▸ **Exercise aim**: Please copy every record below exactly and leave out the pictures.

▸ **Dataset**:
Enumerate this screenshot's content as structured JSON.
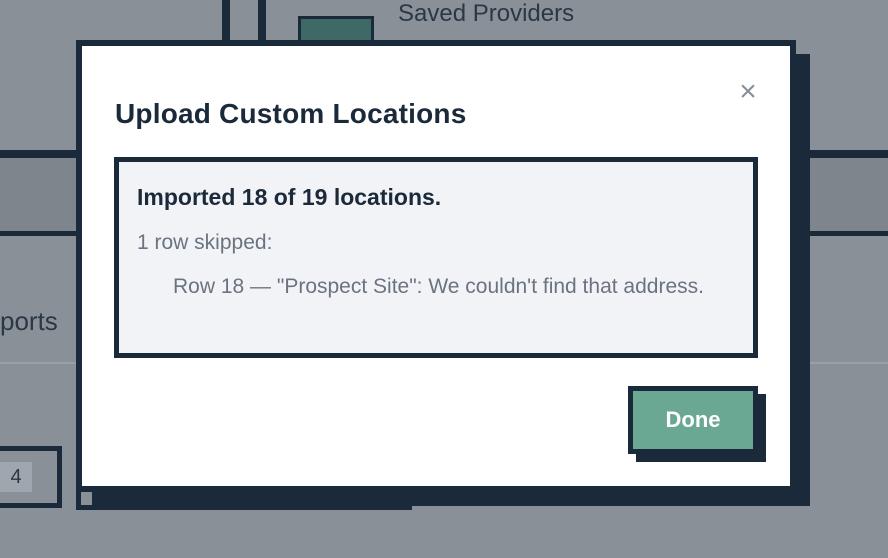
{
  "background": {
    "header_text": "Saved Providers",
    "section_text": "ports",
    "page_number": "4"
  },
  "modal": {
    "title": "Upload Custom Locations",
    "close_icon": "×",
    "result": {
      "summary": "Imported 18 of 19 locations.",
      "skipped_label": "1 row skipped:",
      "skipped_rows": [
        "Row 18 — \"Prospect Site\": We couldn't find that address."
      ]
    },
    "done_label": "Done"
  },
  "colors": {
    "overlay": "#8a9098",
    "border": "#1b2a3a",
    "accent": "#6aa894",
    "result_bg": "#f2f3f7"
  }
}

▸ **Answer to this exercise**:
Enumerate this screenshot's content as structured JSON.
{
  "background": {
    "header_text": "Saved Providers",
    "section_text": "ports",
    "page_number": "4"
  },
  "modal": {
    "title": "Upload Custom Locations",
    "close_icon": "×",
    "result": {
      "summary": "Imported 18 of 19 locations.",
      "skipped_label": "1 row skipped:",
      "skipped_rows": [
        "Row 18 — \"Prospect Site\": We couldn't find that address."
      ]
    },
    "done_label": "Done"
  },
  "colors": {
    "overlay": "#8a9098",
    "border": "#1b2a3a",
    "accent": "#6aa894",
    "result_bg": "#f2f3f7"
  }
}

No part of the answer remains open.